Q: Every year the number of pitchers requiring Tommy John surgery seems to be higher than the year before. It has to be clear at this point that the innings limit (alone) is not the answer. When does baseball finally figure this out?
A: Well, what’s the answer then? You can look at literally every pitcher and find a fault or two with his mechanics; this guy has the “inverted W,” this guy subluxes his shoulder, this guy’s arm isn’t in the right position when he lands, this guy’s arm is too high, this guy’s arm is too low. Nobody can define what “perfect mechanics” are. I started pulling up video/images of the career MLB leaders of innings pitched and, guess what, those guys don’t have perfect mechanics either. Don Sutton? 7th all-time in baseball IP and basically 2nd if you take out knuckleballers and dead-ball guys … and he has a perfect inverted-W in his motion.

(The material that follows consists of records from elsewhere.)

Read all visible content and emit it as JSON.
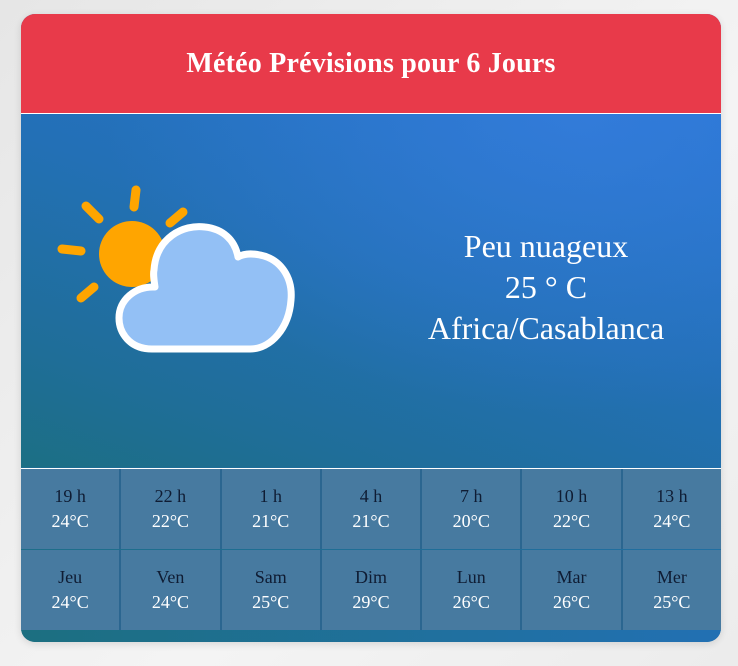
{
  "header": {
    "title": "Météo Prévisions pour 6 Jours"
  },
  "current": {
    "condition": "Peu nuageux",
    "temperature": "25 ° C",
    "location": "Africa/Casablanca",
    "icon": "sun-behind-cloud-icon"
  },
  "colors": {
    "header_bg": "#e83a4a",
    "grid_bg": "#477aa0",
    "sun": "#ffa500",
    "cloud": "#93c0f5"
  },
  "hourly": [
    {
      "time": "19 h",
      "temp": "24°C"
    },
    {
      "time": "22 h",
      "temp": "22°C"
    },
    {
      "time": "1 h",
      "temp": "21°C"
    },
    {
      "time": "4 h",
      "temp": "21°C"
    },
    {
      "time": "7 h",
      "temp": "20°C"
    },
    {
      "time": "10 h",
      "temp": "22°C"
    },
    {
      "time": "13 h",
      "temp": "24°C"
    }
  ],
  "daily": [
    {
      "day": "Jeu",
      "temp": "24°C"
    },
    {
      "day": "Ven",
      "temp": "24°C"
    },
    {
      "day": "Sam",
      "temp": "25°C"
    },
    {
      "day": "Dim",
      "temp": "29°C"
    },
    {
      "day": "Lun",
      "temp": "26°C"
    },
    {
      "day": "Mar",
      "temp": "26°C"
    },
    {
      "day": "Mer",
      "temp": "25°C"
    }
  ]
}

What is the answer? I wish I knew; i’d be the most in-demand pitching consultant on the planet. When fully 1/3rd of major league pitchers have had Tommy John surgery, and that numbers seems to be rising, maybe the answer is found by looking at the evolving role of pitchers. Velocity is king now: 30 years ago if someone threw 90 it was special; now its mediocre. Relievers especially; think about how power arms in the bullpen are coveted now. Is it possible that the answer to all these arm issues is simply that guys are just trying to throw too hard these days? That’s not much of an answer though. We can talk about youth development, over-throwing as kids, AAU/travel leagues and 10year olds going from playing 18-20 little league games to 45 travel-league games a year. But I’m not sure that’s entirely it; baseball recruits from the Dominican Republic basically did nothing for years except play sand-lot baseball from sun-up to sun-down and that doesn’t seem to affect their longer term injuries….
Or does it? I wonder if there’s any correlation to the “nature” of a players youth development versus future injury? American system versus Japanese versus a developing latino country like Venezuela/Puerto Rico or the D.R.? Excellent post topic.

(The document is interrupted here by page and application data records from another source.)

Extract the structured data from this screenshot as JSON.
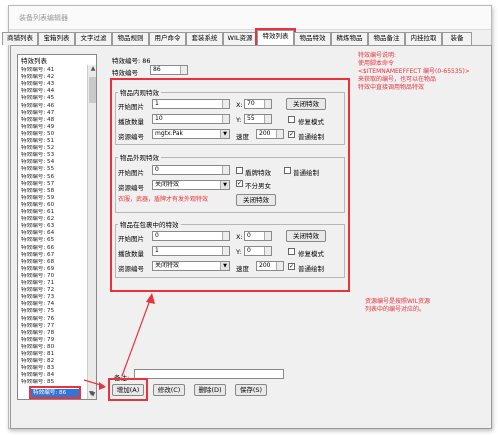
{
  "window": {
    "title": "装备列表编辑器"
  },
  "tabs": [
    "商铺列表",
    "宝箱列表",
    "文字过滤",
    "物品规则",
    "用户命令",
    "套装系统",
    "WIL资源",
    "特效列表",
    "物品特效",
    "精炼物品",
    "物品备注",
    "内挂拉取",
    "装备"
  ],
  "active_tab": 7,
  "list": {
    "header": "特效列表",
    "items": [
      "特效编号: 41",
      "特效编号: 42",
      "特效编号: 43",
      "特效编号: 44",
      "特效编号: 45",
      "特效编号: 46",
      "特效编号: 47",
      "特效编号: 48",
      "特效编号: 49",
      "特效编号: 50",
      "特效编号: 51",
      "特效编号: 52",
      "特效编号: 53",
      "特效编号: 54",
      "特效编号: 55",
      "特效编号: 56",
      "特效编号: 57",
      "特效编号: 58",
      "特效编号: 59",
      "特效编号: 60",
      "特效编号: 61",
      "特效编号: 62",
      "特效编号: 63",
      "特效编号: 64",
      "特效编号: 65",
      "特效编号: 66",
      "特效编号: 67",
      "特效编号: 68",
      "特效编号: 69",
      "特效编号: 70",
      "特效编号: 71",
      "特效编号: 72",
      "特效编号: 73",
      "特效编号: 74",
      "特效编号: 75",
      "特效编号: 76",
      "特效编号: 77",
      "特效编号: 78",
      "特效编号: 79",
      "特效编号: 80",
      "特效编号: 81",
      "特效编号: 82",
      "特效编号: 83",
      "特效编号: 84",
      "特效编号: 85"
    ],
    "selected": "特效编号: 86"
  },
  "header": {
    "title": "特效编号: 86",
    "id_label": "特效编号",
    "id_value": "86"
  },
  "inner": {
    "title": "物品内观特效",
    "start_label": "开始图片",
    "start_value": "1",
    "count_label": "播放数量",
    "count_value": "10",
    "res_label": "资源编号",
    "res_value": "mgtx.Pak",
    "x_label": "X:",
    "x_value": "70",
    "y_label": "Y:",
    "y_value": "55",
    "speed_label": "速度",
    "speed_value": "200",
    "close_btn": "关闭特效",
    "fix_label": "修复模式",
    "normal_label": "普通绘制"
  },
  "outer": {
    "title": "物品外观特效",
    "start_label": "开始图片",
    "start_value": "0",
    "res_label": "资源编号",
    "res_value": "关闭特效",
    "chk1": "盾牌特效",
    "chk2": "普通绘制",
    "chk3": "不分男女",
    "note": "衣服，武器，盾牌才有发外观特效",
    "close_btn": "关闭特效"
  },
  "bag": {
    "title": "物品在包裹中的特效",
    "start_label": "开始图片",
    "start_value": "0",
    "count_label": "播放数量",
    "count_value": "1",
    "res_label": "资源编号",
    "res_value": "关闭特效",
    "x_label": "X:",
    "x_value": "0",
    "y_label": "Y:",
    "y_value": "0",
    "speed_label": "速度",
    "speed_value": "200",
    "close_btn": "关闭特效",
    "fix_label": "修复模式",
    "normal_label": "普通绘制"
  },
  "note": {
    "label": "备注:"
  },
  "buttons": {
    "add": "增加(A)",
    "edit": "修改(C)",
    "delete": "删除(D)",
    "save": "保存(S)"
  },
  "annotations": {
    "top": [
      "特效编号说明:",
      "使用脚本命令",
      "<$ITEMNAMEEFFECT 编号(0-65535)>",
      "来获取的编号，也可以在物品",
      "特效中直接调用物品特效"
    ],
    "bottom": [
      "资源编号是按照WIL资源",
      "列表中的编号对应的。"
    ]
  },
  "colors": {
    "accent_red": "#e8323c",
    "selection": "#3375d6"
  }
}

Boswell totally punts on the question; maybe since there’s no real answer.
Q: Given what Souza has been doing lately, should we focus less on “age appropriateness” in the minors?
A: No. I think Souza is the exception, not the rule. If you’re in your mid 20s and you’ve yet to succeed beyond high A … that’s pretty indicative of what your ceiling may be. Simple as that. Boswell points out that Roark is 27 and is a classic “late bloomer.”
Q: Does the news that Scherzer and Desmond declined long-term deals portend eventual trouble for the likes of Strasburg and Harper?
A: No; i think those guys were already going to be trouble. What’s the common denominator here? Two words: Scott Boras. Scherzer == Boras client. Strasburg? same. Harper? Same. Desmond isn’t a Boras client but he’s gotta be looking at some of the monster SS deals out there and saying, I’m going to hit the FA market to see what’s out there. Can’t blame him. The 2016 off-season is going to be an interesting one for this team. Boswell mentions the Elvis Andrus contract, as I have many times, as a game-changer for Desmond.